19
If it appeals to you, take a day to dress outside your comfort zone. A bit wildly, even. Revel in color and texture. Buy or make a fabulous hat. Don’t be age appropriate.

20
Remember the words of Samuel Becket, on the secret to life-long creativity: “fail, fail again, fail better”!

21
Use visualization often. You will get better and better at envisioning, at seeing inside your mind. Make your visualizations as visceral and concrete as possible. Create your own visualizations: record them and listen to them in a quiet place. As you listen to them, write and draw in response to them. See the ‘How to Create Your own Visualization’ pdf.

22
Play, play, play. We learn by playing, we grow by it, and we definitely create by it.

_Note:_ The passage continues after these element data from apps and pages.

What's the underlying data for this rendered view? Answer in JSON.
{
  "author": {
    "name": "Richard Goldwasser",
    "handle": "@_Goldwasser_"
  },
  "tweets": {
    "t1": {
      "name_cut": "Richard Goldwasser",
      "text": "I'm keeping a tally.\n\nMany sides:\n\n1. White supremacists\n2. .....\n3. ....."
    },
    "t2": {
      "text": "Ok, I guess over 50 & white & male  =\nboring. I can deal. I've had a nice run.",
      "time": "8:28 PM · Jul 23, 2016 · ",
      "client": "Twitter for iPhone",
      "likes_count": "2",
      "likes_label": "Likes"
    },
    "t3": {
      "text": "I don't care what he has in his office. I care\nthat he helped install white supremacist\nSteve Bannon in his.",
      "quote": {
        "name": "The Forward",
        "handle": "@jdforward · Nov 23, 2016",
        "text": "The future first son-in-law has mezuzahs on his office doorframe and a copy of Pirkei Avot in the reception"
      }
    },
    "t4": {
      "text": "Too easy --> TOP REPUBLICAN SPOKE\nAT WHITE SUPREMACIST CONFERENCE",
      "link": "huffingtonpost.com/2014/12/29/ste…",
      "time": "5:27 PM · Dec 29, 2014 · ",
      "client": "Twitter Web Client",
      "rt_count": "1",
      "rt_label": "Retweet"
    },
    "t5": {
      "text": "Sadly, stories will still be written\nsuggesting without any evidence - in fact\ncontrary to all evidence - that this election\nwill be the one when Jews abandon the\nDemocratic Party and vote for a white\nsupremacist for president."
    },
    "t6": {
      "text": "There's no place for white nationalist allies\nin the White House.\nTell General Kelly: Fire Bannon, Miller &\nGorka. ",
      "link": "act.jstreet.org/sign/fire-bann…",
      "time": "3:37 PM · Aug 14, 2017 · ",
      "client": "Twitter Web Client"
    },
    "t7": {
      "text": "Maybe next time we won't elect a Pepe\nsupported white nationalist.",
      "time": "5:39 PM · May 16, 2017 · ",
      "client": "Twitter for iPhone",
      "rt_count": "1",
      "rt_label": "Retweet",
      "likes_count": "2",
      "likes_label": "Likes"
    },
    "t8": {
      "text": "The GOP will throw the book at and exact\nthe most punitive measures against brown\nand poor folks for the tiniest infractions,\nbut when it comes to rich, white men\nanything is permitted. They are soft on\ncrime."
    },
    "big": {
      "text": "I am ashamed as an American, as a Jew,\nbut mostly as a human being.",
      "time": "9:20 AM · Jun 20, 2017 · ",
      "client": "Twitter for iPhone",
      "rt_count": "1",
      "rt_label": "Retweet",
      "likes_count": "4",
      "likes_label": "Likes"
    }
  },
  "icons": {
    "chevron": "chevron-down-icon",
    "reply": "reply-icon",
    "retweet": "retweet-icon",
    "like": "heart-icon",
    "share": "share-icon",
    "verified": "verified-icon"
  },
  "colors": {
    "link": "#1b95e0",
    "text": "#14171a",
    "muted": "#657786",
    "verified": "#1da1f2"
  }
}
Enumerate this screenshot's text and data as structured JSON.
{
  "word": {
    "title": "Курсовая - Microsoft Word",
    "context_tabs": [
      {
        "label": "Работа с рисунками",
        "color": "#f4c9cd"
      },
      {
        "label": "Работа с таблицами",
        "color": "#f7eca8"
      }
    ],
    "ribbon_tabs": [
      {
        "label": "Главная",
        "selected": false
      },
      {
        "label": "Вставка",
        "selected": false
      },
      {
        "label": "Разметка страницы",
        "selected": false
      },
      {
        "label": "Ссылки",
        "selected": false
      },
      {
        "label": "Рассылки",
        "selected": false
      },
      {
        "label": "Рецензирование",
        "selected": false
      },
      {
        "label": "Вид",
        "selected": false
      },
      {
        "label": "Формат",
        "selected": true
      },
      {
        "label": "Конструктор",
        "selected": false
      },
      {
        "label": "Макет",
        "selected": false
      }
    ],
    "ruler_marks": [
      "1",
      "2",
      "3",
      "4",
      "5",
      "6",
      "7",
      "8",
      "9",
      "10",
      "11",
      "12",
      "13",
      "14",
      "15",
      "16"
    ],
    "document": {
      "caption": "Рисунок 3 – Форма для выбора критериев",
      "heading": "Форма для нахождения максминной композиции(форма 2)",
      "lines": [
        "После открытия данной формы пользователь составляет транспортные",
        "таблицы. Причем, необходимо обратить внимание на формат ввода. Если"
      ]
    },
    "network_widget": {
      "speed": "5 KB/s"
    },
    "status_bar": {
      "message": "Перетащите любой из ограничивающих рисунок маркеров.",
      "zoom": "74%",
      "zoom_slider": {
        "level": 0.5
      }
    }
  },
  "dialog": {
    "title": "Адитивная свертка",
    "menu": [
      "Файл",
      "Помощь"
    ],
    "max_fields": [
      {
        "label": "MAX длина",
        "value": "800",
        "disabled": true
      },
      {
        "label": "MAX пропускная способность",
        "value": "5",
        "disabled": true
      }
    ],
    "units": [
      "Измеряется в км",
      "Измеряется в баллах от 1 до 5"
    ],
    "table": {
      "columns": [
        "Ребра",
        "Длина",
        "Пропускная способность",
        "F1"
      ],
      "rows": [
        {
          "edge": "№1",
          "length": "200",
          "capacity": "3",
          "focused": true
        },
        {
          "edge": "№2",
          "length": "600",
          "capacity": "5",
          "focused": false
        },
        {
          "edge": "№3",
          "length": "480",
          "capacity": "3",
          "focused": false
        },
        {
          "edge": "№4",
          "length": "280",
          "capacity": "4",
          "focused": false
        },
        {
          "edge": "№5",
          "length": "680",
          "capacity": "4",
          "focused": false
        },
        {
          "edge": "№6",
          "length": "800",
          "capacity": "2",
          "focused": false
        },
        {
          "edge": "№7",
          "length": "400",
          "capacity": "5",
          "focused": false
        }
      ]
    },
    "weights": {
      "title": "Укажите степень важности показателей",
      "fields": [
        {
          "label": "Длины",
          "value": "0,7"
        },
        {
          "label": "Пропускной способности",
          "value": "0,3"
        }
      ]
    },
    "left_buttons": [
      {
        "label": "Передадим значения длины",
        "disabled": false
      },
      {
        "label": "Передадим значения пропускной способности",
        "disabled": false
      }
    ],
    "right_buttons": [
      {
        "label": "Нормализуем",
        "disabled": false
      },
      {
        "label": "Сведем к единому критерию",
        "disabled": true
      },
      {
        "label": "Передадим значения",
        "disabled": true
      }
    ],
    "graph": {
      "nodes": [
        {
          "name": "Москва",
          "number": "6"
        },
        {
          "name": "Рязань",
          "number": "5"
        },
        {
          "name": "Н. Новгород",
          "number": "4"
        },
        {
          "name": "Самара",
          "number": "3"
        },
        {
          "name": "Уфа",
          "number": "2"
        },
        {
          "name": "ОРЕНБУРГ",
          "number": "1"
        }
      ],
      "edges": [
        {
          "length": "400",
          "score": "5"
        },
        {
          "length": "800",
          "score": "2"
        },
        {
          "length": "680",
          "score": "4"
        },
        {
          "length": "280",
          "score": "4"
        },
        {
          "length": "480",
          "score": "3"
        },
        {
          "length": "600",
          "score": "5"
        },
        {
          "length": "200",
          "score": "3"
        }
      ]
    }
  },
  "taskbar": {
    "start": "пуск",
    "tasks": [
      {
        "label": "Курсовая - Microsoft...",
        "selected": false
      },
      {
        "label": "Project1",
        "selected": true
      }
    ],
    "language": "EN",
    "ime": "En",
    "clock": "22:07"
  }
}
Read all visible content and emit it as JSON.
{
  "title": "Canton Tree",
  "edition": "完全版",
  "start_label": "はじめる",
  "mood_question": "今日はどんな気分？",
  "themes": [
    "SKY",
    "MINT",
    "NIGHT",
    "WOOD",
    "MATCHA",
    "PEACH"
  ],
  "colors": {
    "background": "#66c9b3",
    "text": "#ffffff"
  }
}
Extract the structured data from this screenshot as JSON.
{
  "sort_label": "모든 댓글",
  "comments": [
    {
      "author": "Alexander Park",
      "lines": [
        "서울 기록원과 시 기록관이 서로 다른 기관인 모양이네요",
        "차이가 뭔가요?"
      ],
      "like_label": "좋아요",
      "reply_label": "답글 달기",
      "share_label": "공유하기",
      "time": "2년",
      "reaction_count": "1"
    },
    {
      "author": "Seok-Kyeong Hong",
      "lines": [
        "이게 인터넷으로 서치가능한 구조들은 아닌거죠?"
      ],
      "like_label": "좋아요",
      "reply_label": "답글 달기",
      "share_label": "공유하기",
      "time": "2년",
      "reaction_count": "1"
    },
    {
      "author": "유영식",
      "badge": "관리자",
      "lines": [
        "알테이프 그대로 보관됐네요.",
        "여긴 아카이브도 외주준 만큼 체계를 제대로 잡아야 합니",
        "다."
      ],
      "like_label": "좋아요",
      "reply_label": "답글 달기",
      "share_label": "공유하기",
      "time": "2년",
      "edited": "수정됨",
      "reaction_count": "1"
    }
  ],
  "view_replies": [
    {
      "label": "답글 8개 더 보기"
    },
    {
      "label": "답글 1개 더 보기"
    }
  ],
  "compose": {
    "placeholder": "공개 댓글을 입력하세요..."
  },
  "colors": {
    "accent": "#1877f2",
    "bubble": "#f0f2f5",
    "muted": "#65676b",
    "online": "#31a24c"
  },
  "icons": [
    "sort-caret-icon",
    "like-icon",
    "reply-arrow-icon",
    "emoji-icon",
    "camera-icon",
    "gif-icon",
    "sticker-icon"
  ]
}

23
Find people who understand your love and/or need of creativity in your life. Find them and share it with them.
Do our ‘whispering’ with them as you exchange ideas and concrete

expressions of creativity, such as writing, art, storytelling, crafts, garden making, innovative cooking etc.
Chemistry between people is real and if you add to it a passion or yearning for creative expression, you will find your Creative Tribe. They are waiting for you. We are waiting for each other. At The Creativity Workshop, you may have met some of them already.

24
Stay in touch in whatever way you want with your fellow participants and with us, “no matter where you decide to go with your life, no matter what you decide to do with your life.”

25
Creativity is a gift and the gift of creativity is meant to be shared. Share what you learned here. Pass it forward.

Jozeph Zaremba
Artist and High School Art Teacher, Boston Public Schools, Boston, MA
"My third Workshop! Thanks for your joyous energy, spreading the seeds of creativity. I am sharing my new insights from your latest class with...
Janelle Ward
Assistant Professor, Dept. Media/Communication, Erasmus University, Leiden, Netherlands
”This was my second Creativity Workshop, and the experience was even better than the first time! I participated in the workshop because I thought it...
Amy Zipperer
Playwright, Assistant Professor of English, Georgia Military College, Milledgeville, GA
“I have attended the Workshop 4 times and each time I discover something new. Things I loved:Automatic writing – I took away from this activ...